Many investors focus on returns, and during bull markets they make back most of what they lost in the periods where prices fell and a little more. But in most investors’ experiences, that is all. Another perspective, and one we employ at Montgomery, is to focus first on risk. There are a number of ways to do this but the most elegant, if not the simplest, is to think first about the probability, or possibility, of permanent loss of capital.
‘Permanent loss of capital’ can itself be considered in two lights. The first is a capital loss and the second is a loss of purchasing power. Serious long-term investors, if the are focused on risk, think naturally about the loss of capital but less about the impact of inflation on their returns and, ultimately, their and their clients' lifestyles.
Alpha and beta

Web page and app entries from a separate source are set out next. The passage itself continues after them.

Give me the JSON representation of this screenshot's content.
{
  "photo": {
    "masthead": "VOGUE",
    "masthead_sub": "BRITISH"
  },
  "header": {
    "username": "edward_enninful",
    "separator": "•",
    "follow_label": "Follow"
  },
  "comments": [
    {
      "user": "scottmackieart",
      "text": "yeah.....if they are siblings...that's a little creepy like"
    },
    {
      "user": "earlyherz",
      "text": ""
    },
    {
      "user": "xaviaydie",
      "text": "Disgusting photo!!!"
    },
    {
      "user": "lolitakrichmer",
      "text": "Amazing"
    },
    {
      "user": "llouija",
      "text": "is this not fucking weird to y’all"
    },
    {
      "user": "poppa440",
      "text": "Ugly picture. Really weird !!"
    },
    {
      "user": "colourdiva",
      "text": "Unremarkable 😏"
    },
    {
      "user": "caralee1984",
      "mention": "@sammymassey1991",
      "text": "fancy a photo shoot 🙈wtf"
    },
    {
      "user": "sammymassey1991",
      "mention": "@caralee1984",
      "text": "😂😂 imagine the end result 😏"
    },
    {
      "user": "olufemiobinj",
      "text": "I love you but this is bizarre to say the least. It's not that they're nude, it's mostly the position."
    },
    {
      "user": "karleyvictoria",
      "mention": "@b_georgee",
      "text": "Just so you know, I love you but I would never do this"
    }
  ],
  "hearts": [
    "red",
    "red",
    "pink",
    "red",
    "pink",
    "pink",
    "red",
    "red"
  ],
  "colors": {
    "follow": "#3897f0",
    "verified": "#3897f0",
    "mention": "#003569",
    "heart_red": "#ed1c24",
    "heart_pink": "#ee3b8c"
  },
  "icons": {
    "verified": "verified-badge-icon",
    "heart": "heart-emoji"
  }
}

The stock market, of course, and the many academics whose fascination with it translates into research that seeks to further our understanding of money, markets and ourselves, spend an inordinate amount of time thinking about risk. And while there are emerging new ideas about risk, the biggest contribution from academia has hitherto been the measure of risk known as beta.